The accompanying documentary DVD, "From Here to Infinite," dissects the pluses and minuses of an Ezrin dictatorship – we learn much from the glum silences and dyspeptic grins of these veteran musicians after their producer rips and coddles them, even if they all genuflect in the end. Although Deep Purple came away with only half a superb album, you can't complain that, at ages around 70, they didn't try.

Procol Harum, "Novum" (Eagle Rock)

One should usually feel guilty about noticing lyrics in rock music; the words succeed if they don't get in the way. When you lose the Oxfordian trash of a poet like Keith Reid, though, it makes a difference, even if the replacement is Pete Brown, so surreally dazzling on Cream's "White Room" and "Sunshine of Your Love." Procol Harum mainman Gary Brooker says he and Reid are no longer "in touch."
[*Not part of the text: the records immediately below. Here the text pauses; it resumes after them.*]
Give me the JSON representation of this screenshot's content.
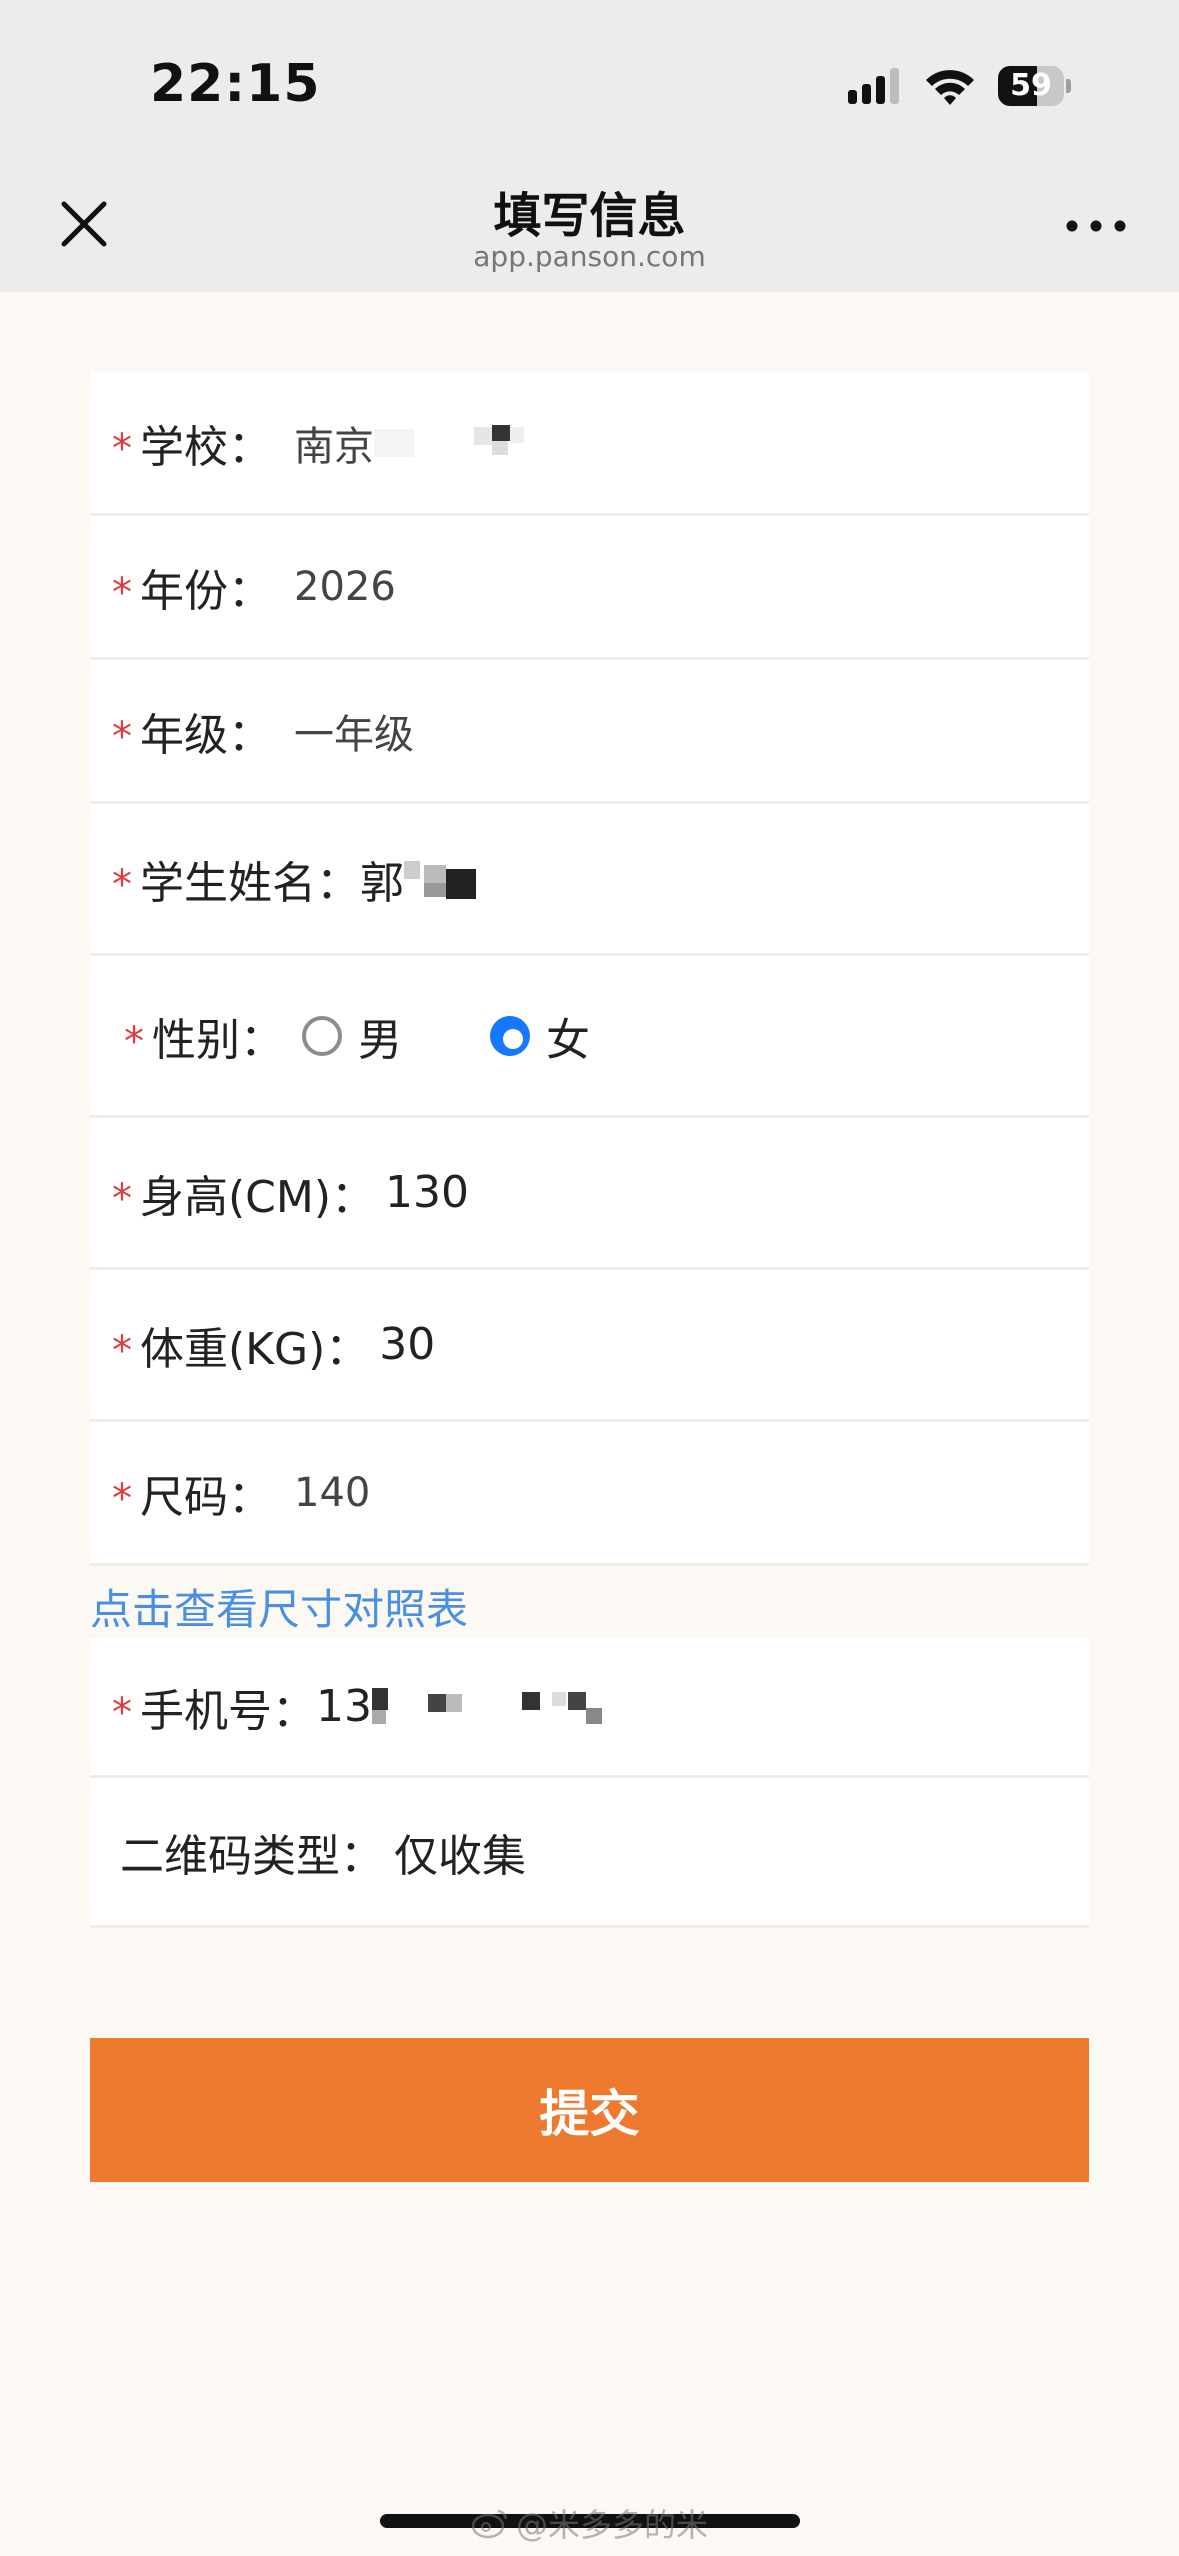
{
  "status_bar": {
    "time": "22:15",
    "battery_percent": 59,
    "battery_text": "59"
  },
  "nav": {
    "title": "填写信息",
    "subtitle": "app.panson.com",
    "close_icon": "close-icon",
    "more_icon": "more-horizontal-icon"
  },
  "form": {
    "required_mark": "*",
    "school": {
      "label": "学校：",
      "value": "南京"
    },
    "year": {
      "label": "年份：",
      "value": "2026"
    },
    "grade": {
      "label": "年级：",
      "value": "一年级"
    },
    "student_name": {
      "label": "学生姓名：",
      "value": "郭"
    },
    "gender": {
      "label": "性别：",
      "options": [
        "男",
        "女"
      ],
      "selected": "女"
    },
    "height": {
      "label": "身高(CM)：",
      "value": "130"
    },
    "weight": {
      "label": "体重(KG)：",
      "value": "30"
    },
    "size": {
      "label": "尺码：",
      "value": "140"
    },
    "size_chart_link": "点击查看尺寸对照表",
    "phone": {
      "label": "手机号：",
      "value": "13"
    },
    "qr_type": {
      "label": "二维码类型：",
      "value": "仅收集"
    }
  },
  "submit_label": "提交",
  "watermark": "@米多多的米",
  "colors": {
    "accent_orange": "#ee7a30",
    "radio_blue": "#1677ff",
    "link_blue": "#4a90e2",
    "required_red": "#e23b3b",
    "page_bg": "#fcf8f4",
    "header_bg": "#ececec"
  }
}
Hating on suits, speaking for God or dissing the neighbor, Brown tends toward the pedestrian, the pretentious or the jokey these days, but he's not the only factor that renders "Novum" kinda pale. Procol's last studio album, 2003's resilient "The Well's on Fire," featured both Reid and original organist Matthew Fisher – such foundational elements increase the distinctive classical/rock potency, especially considering that Procol lost distinctive guitarist Robin Trower early on to a solo career, and drum marvel B.J. Wilson in 1990 to the Grim Reaper. For composing, Brooker now collaborates with organist Josh Phillips, a fine musician and a longtime fan, but often you know just what chord progression will creak around next.

The album's persistent jauntiness has a frail edge; the big ballads get winded just short of grandeur; and Brooker's charmingly strained voice shows wear. Not that "Novum" (funny title) fails, it just doesn't soar, the exceptions being the funky rocker "I Told on You" and the easy-thumping boogler "Image of the Beast" – Manfred/Van drummer Geoff Dunn snaps with an athletic foot from the first track onward. The fluidity and rich tone of reliable guitarist Geoff Whitehorn continues to impress.

A raw, naked Brooker concludes with "Somewhen," a weary dedication of eternal love. Little in Procol Harum's history – maybe "Too Much Between Us" -- has prepared us for that. So we have to figure he's been saving it for last.

Gnothi Grey, "Odor in the Cathedral" (Iceburgh)

Boo-hoo. These ambitious Americans used to attempt a weird synthesis of Sabbath and Trane, and sometimes even pulled it off, but for a long time they've just barfed up any old thing whenever they felt like it. F*ck 'em.